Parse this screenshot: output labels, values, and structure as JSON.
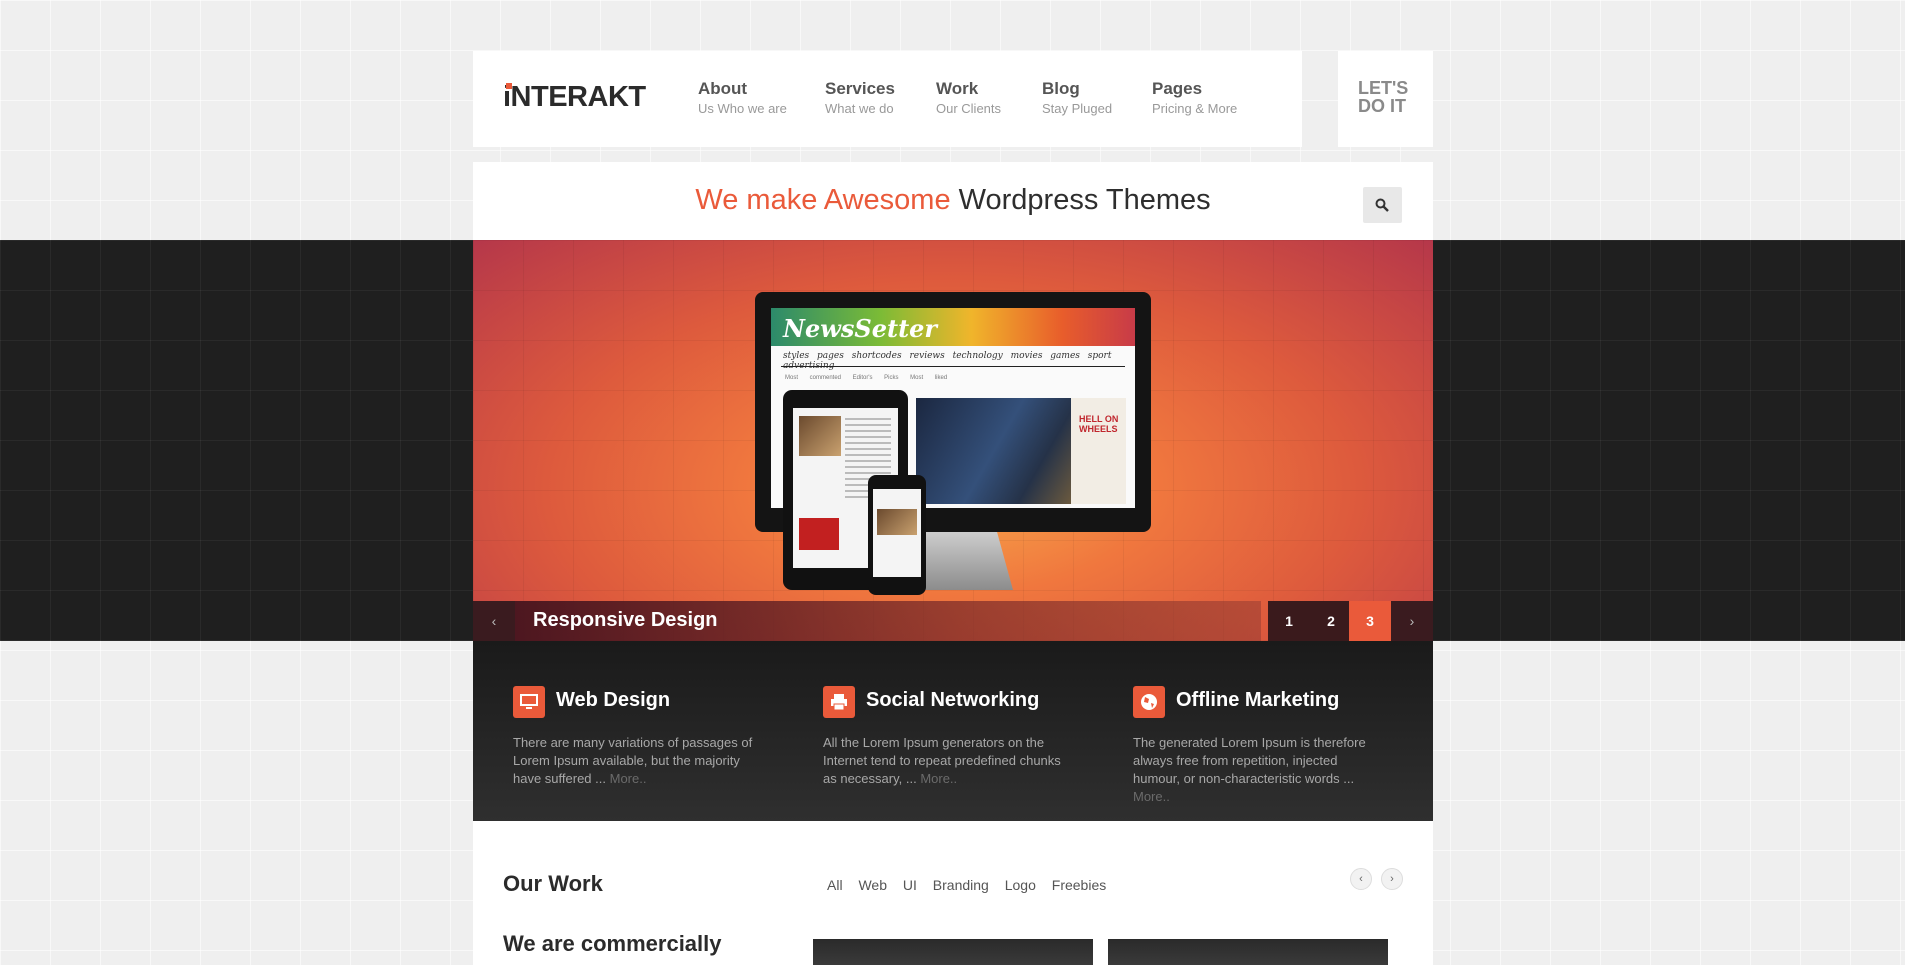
{
  "brand": {
    "logo": "iNTERAKT"
  },
  "nav": [
    {
      "title": "About",
      "sub": "Us Who we are"
    },
    {
      "title": "Services",
      "sub": "What we do"
    },
    {
      "title": "Work",
      "sub": "Our Clients"
    },
    {
      "title": "Blog",
      "sub": "Stay Pluged"
    },
    {
      "title": "Pages",
      "sub": "Pricing & More"
    }
  ],
  "cta": {
    "label": "LET'S DO IT"
  },
  "tagline": {
    "accent": "We make Awesome",
    "rest": "Wordpress Themes"
  },
  "hero": {
    "caption": "Responsive Design",
    "pages": [
      "1",
      "2",
      "3"
    ],
    "active_page": "3",
    "prev": "‹",
    "next": "›",
    "screen_logo": "NewsSetter",
    "screen_menu": "styles pages shortcodes reviews technology movies games sport advertising",
    "screen_sub": "Most commented Editor's Picks Most liked",
    "movie_tag": "HELL ON WHEELS"
  },
  "services": [
    {
      "icon": "monitor-icon",
      "title": "Web Design",
      "text": "There are many variations of passages of Lorem Ipsum available, but the majority have suffered ...",
      "more": "More.."
    },
    {
      "icon": "printer-icon",
      "title": "Social Networking",
      "text": "All the Lorem Ipsum generators on the Internet tend to repeat predefined chunks as necessary, ...",
      "more": "More.."
    },
    {
      "icon": "globe-icon",
      "title": "Offline Marketing",
      "text": "The generated Lorem Ipsum is therefore always free from repetition, injected humour, or non-characteristic words ...",
      "more": "More.."
    }
  ],
  "work": {
    "title": "Our Work",
    "filters": [
      "All",
      "Web",
      "UI",
      "Branding",
      "Logo",
      "Freebies"
    ],
    "prev": "‹",
    "next": "›",
    "tagline": "We are commercially"
  },
  "colors": {
    "accent": "#ea5a3a",
    "dark": "#1f1f1f"
  }
}
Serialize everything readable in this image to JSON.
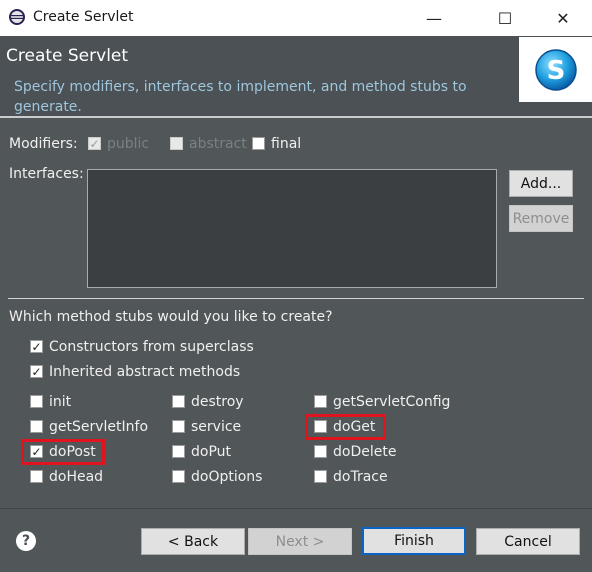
{
  "window": {
    "title": "Create Servlet",
    "controls": {
      "minimize": "—",
      "maximize": "☐",
      "close": "✕"
    }
  },
  "header": {
    "title": "Create Servlet",
    "description": "Specify modifiers, interfaces to implement, and method stubs to generate.",
    "logo_letter": "S"
  },
  "modifiers": {
    "label": "Modifiers:",
    "public": {
      "label": "public",
      "checked": true,
      "enabled": false
    },
    "abstract": {
      "label": "abstract",
      "checked": false,
      "enabled": false
    },
    "final": {
      "label": "final",
      "checked": false,
      "enabled": true
    }
  },
  "interfaces": {
    "label": "Interfaces:",
    "add_label": "Add...",
    "remove_label": "Remove"
  },
  "stubs": {
    "question": "Which method stubs would you like to create?",
    "constructors": {
      "label": "Constructors from superclass",
      "checked": true
    },
    "inherited": {
      "label": "Inherited abstract methods",
      "checked": true
    },
    "methods": {
      "init": {
        "label": "init",
        "checked": false
      },
      "destroy": {
        "label": "destroy",
        "checked": false
      },
      "getServletConfig": {
        "label": "getServletConfig",
        "checked": false
      },
      "getServletInfo": {
        "label": "getServletInfo",
        "checked": false
      },
      "service": {
        "label": "service",
        "checked": false
      },
      "doGet": {
        "label": "doGet",
        "checked": false
      },
      "doPost": {
        "label": "doPost",
        "checked": true
      },
      "doPut": {
        "label": "doPut",
        "checked": false
      },
      "doDelete": {
        "label": "doDelete",
        "checked": false
      },
      "doHead": {
        "label": "doHead",
        "checked": false
      },
      "doOptions": {
        "label": "doOptions",
        "checked": false
      },
      "doTrace": {
        "label": "doTrace",
        "checked": false
      }
    }
  },
  "footer": {
    "help": "?",
    "back_label": "< Back",
    "next_label": "Next >",
    "finish_label": "Finish",
    "cancel_label": "Cancel"
  },
  "check_mark": "✓",
  "colors": {
    "dialog_bg": "#515658",
    "header_bg": "#4b5155",
    "description_text": "#9ec6dc",
    "highlight": "#e0141f",
    "finish_border": "#0a64c8"
  }
}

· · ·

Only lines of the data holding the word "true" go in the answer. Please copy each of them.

Written response:
      "checked": true,
      "enabled": true
      "checked": true
      "checked": true
        "checked": true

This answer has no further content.